The company designs children’s products with an educational focus. Its premier offering is Brownstone Buddies, a line of multicultural dolls that include an African-American math whiz, a Spanish book lover and an Indian dancer. With their creations now selling briskly at FAO Schwarz (fao.com) and other outlets, the duo talk about lessons learned and what it really takes to form a successful enterprise.
ON SETTING UP THE BUSINESS: From inception they were determined to keep efficient records for business and legal purposes. Before taking their concepts and images public, they made sure their business plan, partnership agreement, copyrights, trademarks, nondisclosure agreements and legal team were all in place to protect their intellectual property and help them gain access to their chosen industries.
ON DEFINING A NICHE: The two friends had scoured retail stores and Web sites and found that none of the products truly reflected the diverse nature of their community. From market research and their own experience, they knew that when young children are exposed to positive cultural images, those messages leave a lasting impression. So they targeted the preschool set, providing them with toys that closely resembled the diversity of the real world. Brownstone Buddies resonated with kids, caregivers, collectors and other consumers.
ON FAILING UP: In 2006 the Brownstone Buddies brand was the top pick of more than 200 entries in the FAO Toy Auditions. Winning a chance to launch their line at the legendary toy store was a game changer, but the rollout was stalled by an internal reorganization at FAO Schwarz and its subsequent acquisition by Toys “R” Us. It made the two designers wonder: Would their start-up survive? In 2009 FAO Schwarz launched their line. It was a difficult time, but hurdling over each challenge was an incentive for them to work harder for success.

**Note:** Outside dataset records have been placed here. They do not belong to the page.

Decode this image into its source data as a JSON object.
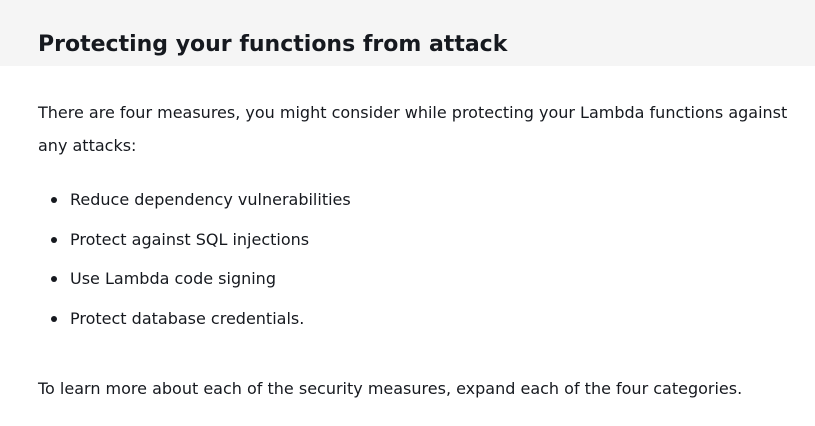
{
  "section": {
    "title": "Protecting your functions from attack",
    "intro": "There are four measures, you might consider while protecting your Lambda functions against any attacks:",
    "measures": [
      "Reduce dependency vulnerabilities",
      "Protect against SQL injections",
      "Use Lambda code signing",
      "Protect database credentials."
    ],
    "outro": "To learn more about each of the security measures, expand each of the four categories."
  }
}
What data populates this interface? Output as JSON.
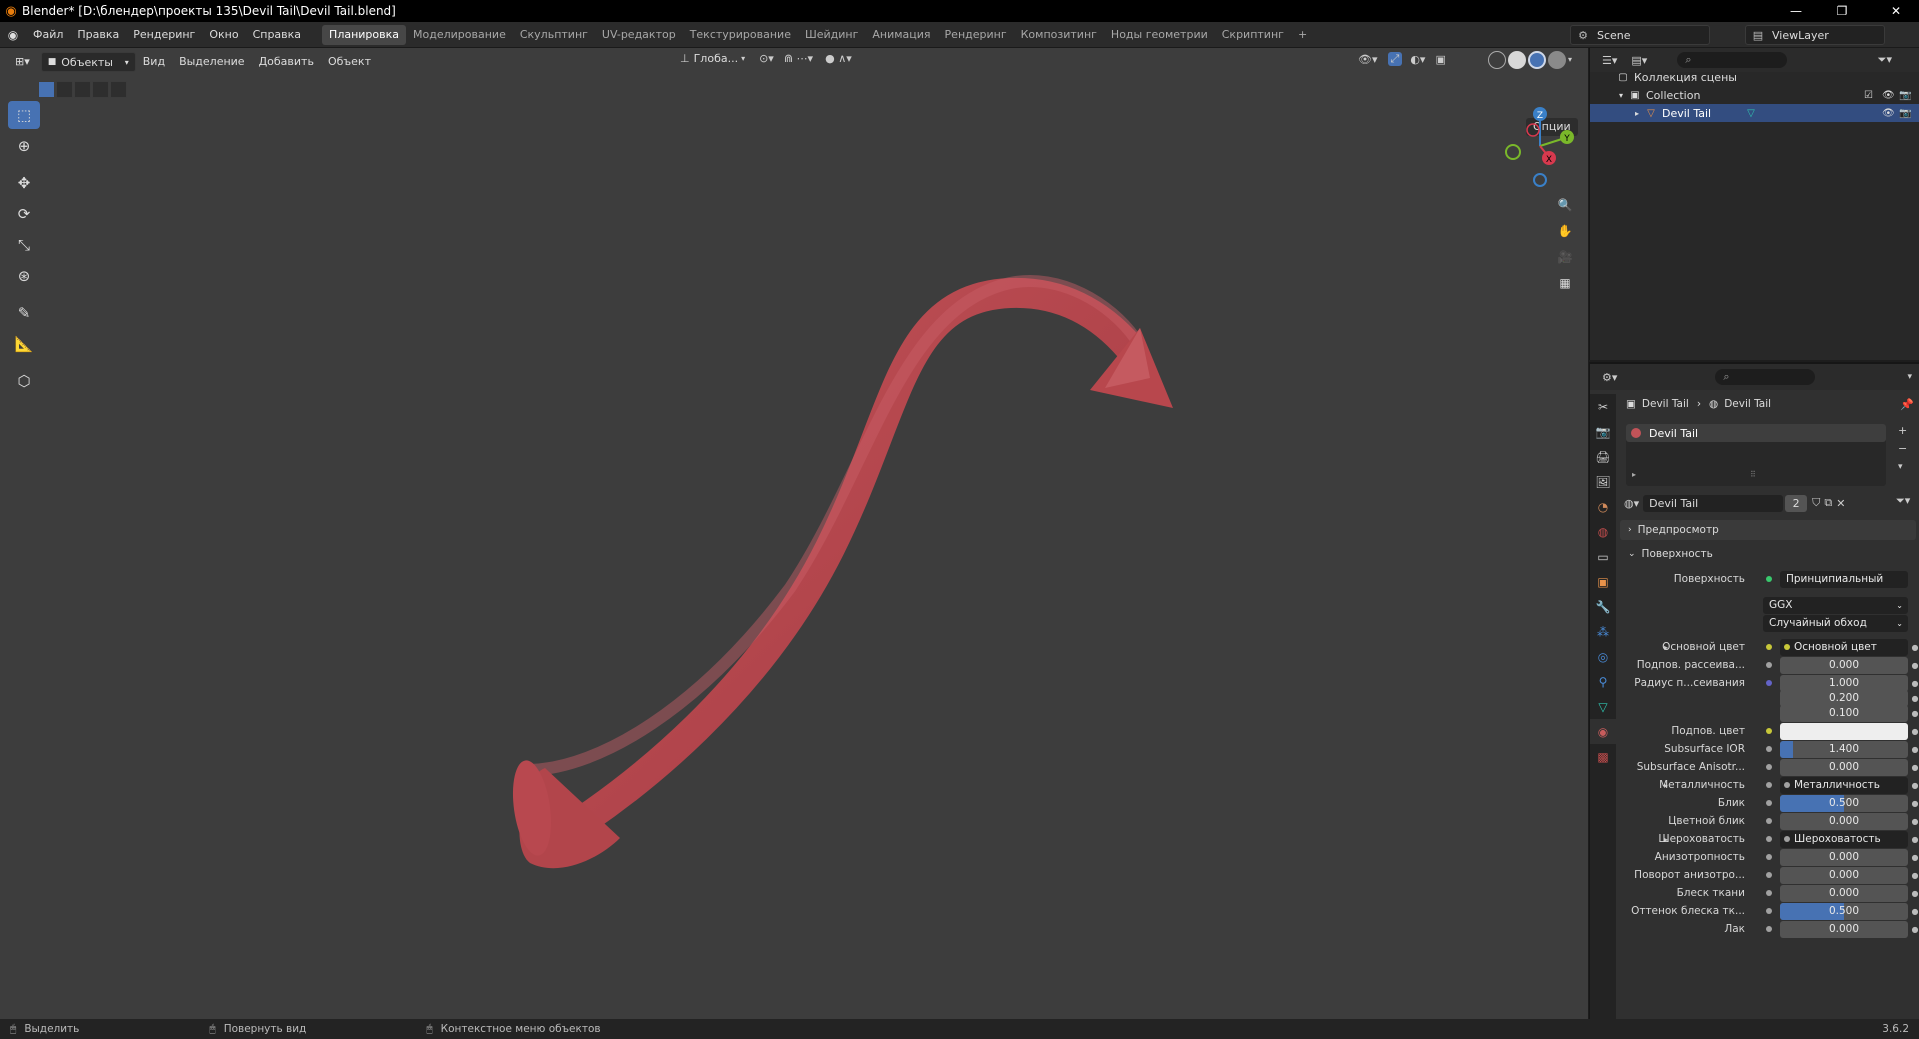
{
  "titlebar": {
    "title": "Blender* [D:\\блендер\\проекты 135\\Devil Tail\\Devil Tail.blend]",
    "minimize": "—",
    "maximize": "❐",
    "close": "✕"
  },
  "menu": {
    "items": [
      "Файл",
      "Правка",
      "Рендеринг",
      "Окно",
      "Справка"
    ],
    "workspaces": [
      "Планировка",
      "Моделирование",
      "Скульптинг",
      "UV-редактор",
      "Текстурирование",
      "Шейдинг",
      "Анимация",
      "Рендеринг",
      "Композитинг",
      "Ноды геометрии",
      "Скриптинг"
    ],
    "active_workspace": "Планировка",
    "add_workspace": "+",
    "scene": "Scene",
    "view_layer": "ViewLayer"
  },
  "viewport": {
    "mode": "Объекты",
    "menus": [
      "Вид",
      "Выделение",
      "Добавить",
      "Объект"
    ],
    "orientation": "Глоба...",
    "options": "Опции",
    "gizmo_axes": {
      "z": "Z",
      "y": "Y",
      "x": "X"
    },
    "object_color": "#b8474d",
    "background_color": "#3d3d3d"
  },
  "outliner": {
    "root": "Коллекция сцены",
    "collection": "Collection",
    "object": "Devil Tail"
  },
  "properties": {
    "breadcrumb_object": "Devil Tail",
    "breadcrumb_material": "Devil Tail",
    "material_slot": "Devil Tail",
    "material_name": "Devil Tail",
    "user_count": "2",
    "panels": {
      "preview": "Предпросмотр",
      "surface": "Поверхность"
    },
    "surface": {
      "label": "Поверхность",
      "shader": "Принципиальный BSDF",
      "distribution": "GGX",
      "subsurface_method": "Случайный обход",
      "rows": [
        {
          "label": "Основной цвет",
          "value": "Основной цвет",
          "kind": "link",
          "dot": "#c7c739",
          "expand": true
        },
        {
          "label": "Подпов. рассеива...",
          "value": "0.000",
          "kind": "num",
          "dot": "#a1a1a1"
        },
        {
          "label": "Радиус п...сеивания",
          "value": "1.000",
          "kind": "num",
          "dot": "#6363c7"
        },
        {
          "label": "",
          "value": "0.200",
          "kind": "num"
        },
        {
          "label": "",
          "value": "0.100",
          "kind": "num"
        },
        {
          "label": "Подпов. цвет",
          "value": "",
          "kind": "color",
          "dot": "#c7c739",
          "color": "#eeeeee"
        },
        {
          "label": "Subsurface IOR",
          "value": "1.400",
          "kind": "num",
          "dot": "#a1a1a1",
          "fill": 0.1
        },
        {
          "label": "Subsurface Anisotr...",
          "value": "0.000",
          "kind": "num",
          "dot": "#a1a1a1"
        },
        {
          "label": "Металличность",
          "value": "Металличность",
          "kind": "link",
          "dot": "#a1a1a1",
          "expand": true
        },
        {
          "label": "Блик",
          "value": "0.500",
          "kind": "num",
          "dot": "#a1a1a1",
          "fill": 0.5
        },
        {
          "label": "Цветной блик",
          "value": "0.000",
          "kind": "num",
          "dot": "#a1a1a1"
        },
        {
          "label": "Шероховатость",
          "value": "Шероховатость",
          "kind": "link",
          "dot": "#a1a1a1",
          "expand": true
        },
        {
          "label": "Анизотропность",
          "value": "0.000",
          "kind": "num",
          "dot": "#a1a1a1"
        },
        {
          "label": "Поворот анизотро...",
          "value": "0.000",
          "kind": "num",
          "dot": "#a1a1a1"
        },
        {
          "label": "Блеск ткани",
          "value": "0.000",
          "kind": "num",
          "dot": "#a1a1a1"
        },
        {
          "label": "Оттенок блеска тк...",
          "value": "0.500",
          "kind": "num",
          "dot": "#a1a1a1",
          "fill": 0.5
        },
        {
          "label": "Лак",
          "value": "0.000",
          "kind": "num",
          "dot": "#a1a1a1"
        }
      ]
    }
  },
  "statusbar": {
    "select": "Выделить",
    "rotate": "Повернуть вид",
    "context": "Контекстное меню объектов",
    "version": "3.6.2"
  }
}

Make sure partnership agreements, copyrights and trademarks are already in place.